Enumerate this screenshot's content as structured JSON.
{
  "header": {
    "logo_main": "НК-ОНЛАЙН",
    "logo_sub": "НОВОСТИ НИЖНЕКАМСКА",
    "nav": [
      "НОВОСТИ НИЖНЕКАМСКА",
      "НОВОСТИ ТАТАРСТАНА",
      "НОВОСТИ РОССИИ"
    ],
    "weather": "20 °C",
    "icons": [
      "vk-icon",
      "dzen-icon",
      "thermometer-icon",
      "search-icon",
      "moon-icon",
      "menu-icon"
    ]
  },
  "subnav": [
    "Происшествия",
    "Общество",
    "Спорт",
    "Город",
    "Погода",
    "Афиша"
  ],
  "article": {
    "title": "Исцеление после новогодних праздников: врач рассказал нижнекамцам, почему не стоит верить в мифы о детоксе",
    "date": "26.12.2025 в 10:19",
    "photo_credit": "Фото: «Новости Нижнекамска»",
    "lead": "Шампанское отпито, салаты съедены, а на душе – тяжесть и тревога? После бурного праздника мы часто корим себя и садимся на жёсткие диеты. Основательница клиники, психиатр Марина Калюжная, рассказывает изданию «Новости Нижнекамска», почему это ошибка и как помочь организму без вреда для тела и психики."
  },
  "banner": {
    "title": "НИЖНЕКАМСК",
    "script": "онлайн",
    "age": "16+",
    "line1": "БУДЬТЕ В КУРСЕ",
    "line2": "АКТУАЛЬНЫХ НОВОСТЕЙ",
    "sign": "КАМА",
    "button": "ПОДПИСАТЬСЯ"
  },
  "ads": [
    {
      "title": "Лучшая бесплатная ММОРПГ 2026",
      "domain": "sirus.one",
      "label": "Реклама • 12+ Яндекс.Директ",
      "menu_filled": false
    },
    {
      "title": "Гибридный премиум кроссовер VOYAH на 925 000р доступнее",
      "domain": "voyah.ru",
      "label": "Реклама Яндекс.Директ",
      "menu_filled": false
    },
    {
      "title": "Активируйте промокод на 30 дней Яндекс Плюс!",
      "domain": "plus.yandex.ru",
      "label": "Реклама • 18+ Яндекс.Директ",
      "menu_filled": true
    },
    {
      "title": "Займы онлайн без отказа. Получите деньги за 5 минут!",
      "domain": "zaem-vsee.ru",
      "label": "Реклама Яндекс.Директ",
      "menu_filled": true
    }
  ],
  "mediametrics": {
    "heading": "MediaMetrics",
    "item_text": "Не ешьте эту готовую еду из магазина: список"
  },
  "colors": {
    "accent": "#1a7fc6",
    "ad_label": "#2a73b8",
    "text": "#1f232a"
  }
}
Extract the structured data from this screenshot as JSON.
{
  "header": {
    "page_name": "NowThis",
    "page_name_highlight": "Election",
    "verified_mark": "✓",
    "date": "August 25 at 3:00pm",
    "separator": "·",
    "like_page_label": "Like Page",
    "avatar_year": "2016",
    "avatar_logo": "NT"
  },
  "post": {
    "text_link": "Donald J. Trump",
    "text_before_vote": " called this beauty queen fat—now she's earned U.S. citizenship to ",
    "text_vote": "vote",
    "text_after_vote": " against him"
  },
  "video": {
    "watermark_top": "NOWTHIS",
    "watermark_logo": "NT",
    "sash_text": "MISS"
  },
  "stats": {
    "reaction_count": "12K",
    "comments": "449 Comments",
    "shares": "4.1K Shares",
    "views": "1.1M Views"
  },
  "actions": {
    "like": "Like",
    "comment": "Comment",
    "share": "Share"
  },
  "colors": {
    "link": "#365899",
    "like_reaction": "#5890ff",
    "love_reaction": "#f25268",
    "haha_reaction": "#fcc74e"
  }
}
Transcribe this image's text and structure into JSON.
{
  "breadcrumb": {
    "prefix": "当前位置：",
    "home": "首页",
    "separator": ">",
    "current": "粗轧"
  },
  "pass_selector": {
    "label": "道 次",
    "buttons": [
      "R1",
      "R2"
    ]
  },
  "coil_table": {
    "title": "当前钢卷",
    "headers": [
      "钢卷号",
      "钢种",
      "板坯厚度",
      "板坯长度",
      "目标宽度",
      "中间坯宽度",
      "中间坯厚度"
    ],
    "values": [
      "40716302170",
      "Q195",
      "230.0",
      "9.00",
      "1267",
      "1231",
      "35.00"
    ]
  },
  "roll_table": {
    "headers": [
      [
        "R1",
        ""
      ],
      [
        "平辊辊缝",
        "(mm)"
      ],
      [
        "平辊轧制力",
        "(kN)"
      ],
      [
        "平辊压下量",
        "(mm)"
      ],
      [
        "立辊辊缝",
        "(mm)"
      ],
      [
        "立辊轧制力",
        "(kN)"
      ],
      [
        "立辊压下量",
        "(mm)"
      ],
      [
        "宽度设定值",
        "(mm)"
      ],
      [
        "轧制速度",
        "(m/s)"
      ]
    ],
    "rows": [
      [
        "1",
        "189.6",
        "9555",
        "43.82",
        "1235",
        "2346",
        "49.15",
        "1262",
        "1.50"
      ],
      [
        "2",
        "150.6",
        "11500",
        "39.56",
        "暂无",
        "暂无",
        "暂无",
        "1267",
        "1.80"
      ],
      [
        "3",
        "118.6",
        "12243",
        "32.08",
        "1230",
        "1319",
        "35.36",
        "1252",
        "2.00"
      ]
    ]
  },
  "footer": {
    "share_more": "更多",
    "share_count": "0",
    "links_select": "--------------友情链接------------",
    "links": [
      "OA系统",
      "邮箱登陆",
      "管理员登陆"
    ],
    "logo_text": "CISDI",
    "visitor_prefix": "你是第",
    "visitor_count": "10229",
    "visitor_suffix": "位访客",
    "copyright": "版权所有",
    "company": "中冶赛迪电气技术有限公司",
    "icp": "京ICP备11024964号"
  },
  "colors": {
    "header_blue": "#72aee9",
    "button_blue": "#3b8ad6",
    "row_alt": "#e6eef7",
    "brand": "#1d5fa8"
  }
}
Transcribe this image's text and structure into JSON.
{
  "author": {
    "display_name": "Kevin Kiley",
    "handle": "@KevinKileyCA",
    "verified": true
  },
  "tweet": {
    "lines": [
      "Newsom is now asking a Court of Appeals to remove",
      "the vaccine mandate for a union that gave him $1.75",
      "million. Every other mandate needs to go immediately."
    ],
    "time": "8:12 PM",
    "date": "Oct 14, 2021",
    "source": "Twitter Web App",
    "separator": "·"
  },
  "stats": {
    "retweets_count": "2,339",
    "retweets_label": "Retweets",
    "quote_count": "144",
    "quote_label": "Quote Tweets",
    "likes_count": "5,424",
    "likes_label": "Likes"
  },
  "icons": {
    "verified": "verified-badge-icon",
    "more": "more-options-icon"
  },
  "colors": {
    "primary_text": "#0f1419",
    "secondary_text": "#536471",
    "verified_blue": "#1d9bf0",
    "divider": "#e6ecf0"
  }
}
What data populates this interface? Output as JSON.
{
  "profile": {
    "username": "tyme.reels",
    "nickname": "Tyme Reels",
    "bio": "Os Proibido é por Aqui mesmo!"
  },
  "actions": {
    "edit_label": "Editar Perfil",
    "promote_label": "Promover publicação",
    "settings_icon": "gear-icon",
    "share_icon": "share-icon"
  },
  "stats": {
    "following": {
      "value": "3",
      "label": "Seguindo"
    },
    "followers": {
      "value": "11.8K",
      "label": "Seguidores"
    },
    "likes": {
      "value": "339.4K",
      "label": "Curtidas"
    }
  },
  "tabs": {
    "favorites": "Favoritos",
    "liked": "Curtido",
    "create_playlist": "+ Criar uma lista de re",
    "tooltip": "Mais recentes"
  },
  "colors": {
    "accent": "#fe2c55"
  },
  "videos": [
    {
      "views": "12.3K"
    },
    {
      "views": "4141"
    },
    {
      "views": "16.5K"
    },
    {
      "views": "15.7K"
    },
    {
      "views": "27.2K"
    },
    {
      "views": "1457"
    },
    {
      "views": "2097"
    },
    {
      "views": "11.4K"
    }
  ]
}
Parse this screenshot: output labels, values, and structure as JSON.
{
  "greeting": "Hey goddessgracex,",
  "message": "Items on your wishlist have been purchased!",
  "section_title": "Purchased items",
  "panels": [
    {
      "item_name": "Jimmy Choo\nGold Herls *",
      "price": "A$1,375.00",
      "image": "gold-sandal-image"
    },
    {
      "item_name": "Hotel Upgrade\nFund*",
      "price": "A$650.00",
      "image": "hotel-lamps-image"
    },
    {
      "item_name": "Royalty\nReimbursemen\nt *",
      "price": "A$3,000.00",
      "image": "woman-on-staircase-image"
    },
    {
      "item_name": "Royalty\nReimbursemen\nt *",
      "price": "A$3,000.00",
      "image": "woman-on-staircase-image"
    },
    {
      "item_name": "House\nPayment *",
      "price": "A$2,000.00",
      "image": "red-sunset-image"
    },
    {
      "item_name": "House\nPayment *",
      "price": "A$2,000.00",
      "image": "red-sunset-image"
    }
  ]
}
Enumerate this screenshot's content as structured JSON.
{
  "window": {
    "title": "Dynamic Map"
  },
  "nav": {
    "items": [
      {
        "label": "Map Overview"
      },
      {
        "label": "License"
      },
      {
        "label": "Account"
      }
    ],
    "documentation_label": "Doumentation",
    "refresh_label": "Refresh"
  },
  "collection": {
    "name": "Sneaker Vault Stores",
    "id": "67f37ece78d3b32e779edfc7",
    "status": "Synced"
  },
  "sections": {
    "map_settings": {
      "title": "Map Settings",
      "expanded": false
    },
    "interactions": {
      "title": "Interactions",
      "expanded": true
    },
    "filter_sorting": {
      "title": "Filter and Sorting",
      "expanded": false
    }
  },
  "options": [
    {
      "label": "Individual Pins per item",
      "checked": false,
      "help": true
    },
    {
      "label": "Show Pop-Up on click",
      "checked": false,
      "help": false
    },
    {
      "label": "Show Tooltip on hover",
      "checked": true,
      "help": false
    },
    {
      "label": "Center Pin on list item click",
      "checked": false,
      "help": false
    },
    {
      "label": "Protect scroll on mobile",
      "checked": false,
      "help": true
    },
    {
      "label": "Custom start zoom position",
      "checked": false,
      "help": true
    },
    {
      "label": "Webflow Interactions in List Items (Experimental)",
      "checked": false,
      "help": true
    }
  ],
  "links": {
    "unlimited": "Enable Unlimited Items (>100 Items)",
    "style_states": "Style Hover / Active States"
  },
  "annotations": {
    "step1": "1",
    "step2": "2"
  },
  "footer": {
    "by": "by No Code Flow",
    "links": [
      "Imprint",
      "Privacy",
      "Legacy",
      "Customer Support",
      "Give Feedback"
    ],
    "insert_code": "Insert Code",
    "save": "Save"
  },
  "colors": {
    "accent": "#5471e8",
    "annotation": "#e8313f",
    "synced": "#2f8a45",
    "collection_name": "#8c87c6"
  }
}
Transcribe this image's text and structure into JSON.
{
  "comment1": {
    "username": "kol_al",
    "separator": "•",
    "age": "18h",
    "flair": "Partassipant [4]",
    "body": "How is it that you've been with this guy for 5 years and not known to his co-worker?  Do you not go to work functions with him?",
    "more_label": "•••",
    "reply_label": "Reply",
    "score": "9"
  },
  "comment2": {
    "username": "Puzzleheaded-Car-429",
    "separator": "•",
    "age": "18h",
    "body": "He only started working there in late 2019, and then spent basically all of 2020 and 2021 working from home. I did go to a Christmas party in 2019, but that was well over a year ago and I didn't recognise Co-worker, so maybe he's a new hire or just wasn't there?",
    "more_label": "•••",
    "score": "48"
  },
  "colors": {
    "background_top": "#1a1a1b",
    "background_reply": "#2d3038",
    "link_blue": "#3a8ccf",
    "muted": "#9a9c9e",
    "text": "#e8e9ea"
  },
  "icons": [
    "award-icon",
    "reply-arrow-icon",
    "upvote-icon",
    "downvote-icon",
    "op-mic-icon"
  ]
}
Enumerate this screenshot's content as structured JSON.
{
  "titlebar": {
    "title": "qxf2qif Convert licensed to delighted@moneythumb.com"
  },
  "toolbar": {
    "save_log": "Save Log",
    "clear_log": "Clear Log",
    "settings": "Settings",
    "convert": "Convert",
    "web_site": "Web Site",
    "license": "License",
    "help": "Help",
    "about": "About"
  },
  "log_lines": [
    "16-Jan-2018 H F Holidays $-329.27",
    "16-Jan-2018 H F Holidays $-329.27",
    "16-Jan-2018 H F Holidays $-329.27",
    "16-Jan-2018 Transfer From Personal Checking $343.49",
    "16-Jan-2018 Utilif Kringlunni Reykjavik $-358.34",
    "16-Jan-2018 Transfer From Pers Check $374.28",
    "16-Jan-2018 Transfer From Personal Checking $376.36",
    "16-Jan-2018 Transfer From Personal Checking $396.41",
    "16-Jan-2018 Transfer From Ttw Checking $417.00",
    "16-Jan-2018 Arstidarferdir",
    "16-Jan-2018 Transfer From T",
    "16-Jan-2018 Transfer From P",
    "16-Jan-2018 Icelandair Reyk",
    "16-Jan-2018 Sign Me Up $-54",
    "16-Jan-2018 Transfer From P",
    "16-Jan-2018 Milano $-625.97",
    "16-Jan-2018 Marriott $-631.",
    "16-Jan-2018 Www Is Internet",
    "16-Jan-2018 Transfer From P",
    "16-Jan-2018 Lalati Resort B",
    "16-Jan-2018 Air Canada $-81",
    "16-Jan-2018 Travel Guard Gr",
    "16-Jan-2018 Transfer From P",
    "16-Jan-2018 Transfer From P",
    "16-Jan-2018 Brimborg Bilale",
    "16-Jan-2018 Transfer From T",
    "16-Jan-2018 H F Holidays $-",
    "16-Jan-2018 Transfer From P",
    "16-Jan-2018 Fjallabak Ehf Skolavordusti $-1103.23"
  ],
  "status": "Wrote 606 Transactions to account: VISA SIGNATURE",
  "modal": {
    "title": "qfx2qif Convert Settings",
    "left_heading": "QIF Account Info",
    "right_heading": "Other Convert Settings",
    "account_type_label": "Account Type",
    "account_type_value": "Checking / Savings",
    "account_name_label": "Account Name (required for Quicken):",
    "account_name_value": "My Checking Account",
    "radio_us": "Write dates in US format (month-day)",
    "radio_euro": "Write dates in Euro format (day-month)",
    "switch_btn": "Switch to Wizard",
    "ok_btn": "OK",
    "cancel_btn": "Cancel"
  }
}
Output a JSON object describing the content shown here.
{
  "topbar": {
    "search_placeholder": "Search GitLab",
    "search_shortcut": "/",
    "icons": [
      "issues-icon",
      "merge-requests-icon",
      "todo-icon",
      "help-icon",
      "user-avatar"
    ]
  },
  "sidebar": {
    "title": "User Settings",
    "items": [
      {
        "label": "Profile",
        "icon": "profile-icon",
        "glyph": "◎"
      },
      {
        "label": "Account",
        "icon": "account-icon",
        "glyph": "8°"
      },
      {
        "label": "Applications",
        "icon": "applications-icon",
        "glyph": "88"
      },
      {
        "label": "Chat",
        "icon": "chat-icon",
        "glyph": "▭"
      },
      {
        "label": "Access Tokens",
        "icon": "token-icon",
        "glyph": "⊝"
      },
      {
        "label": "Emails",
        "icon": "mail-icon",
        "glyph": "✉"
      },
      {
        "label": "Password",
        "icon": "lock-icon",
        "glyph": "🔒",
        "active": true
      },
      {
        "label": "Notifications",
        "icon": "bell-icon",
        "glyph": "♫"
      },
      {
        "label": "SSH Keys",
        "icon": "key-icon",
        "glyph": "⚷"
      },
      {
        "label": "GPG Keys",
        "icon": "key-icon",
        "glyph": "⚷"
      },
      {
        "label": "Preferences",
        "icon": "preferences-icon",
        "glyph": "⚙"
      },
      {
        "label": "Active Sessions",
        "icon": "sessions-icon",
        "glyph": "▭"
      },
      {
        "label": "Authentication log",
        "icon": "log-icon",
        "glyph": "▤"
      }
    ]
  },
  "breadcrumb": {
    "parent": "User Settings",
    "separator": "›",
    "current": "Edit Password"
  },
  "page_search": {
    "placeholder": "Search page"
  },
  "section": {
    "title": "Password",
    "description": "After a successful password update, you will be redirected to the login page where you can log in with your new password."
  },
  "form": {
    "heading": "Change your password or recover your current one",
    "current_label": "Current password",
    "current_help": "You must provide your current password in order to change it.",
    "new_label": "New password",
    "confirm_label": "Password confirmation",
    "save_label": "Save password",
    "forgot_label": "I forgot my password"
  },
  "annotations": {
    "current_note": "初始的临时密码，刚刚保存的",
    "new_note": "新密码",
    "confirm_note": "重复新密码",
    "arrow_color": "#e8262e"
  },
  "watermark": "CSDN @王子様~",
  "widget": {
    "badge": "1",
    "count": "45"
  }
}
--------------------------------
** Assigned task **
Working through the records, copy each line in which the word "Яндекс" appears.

** Written answer **
      "label": "Реклама • 12+ Яндекс.Директ",
      "label": "Реклама Яндекс.Директ",
      "title": "Активируйте промокод на 30 дней Яндекс Плюс!",
      "label": "Реклама • 18+ Яндекс.Директ",
      "label": "Реклама Яндекс.Директ",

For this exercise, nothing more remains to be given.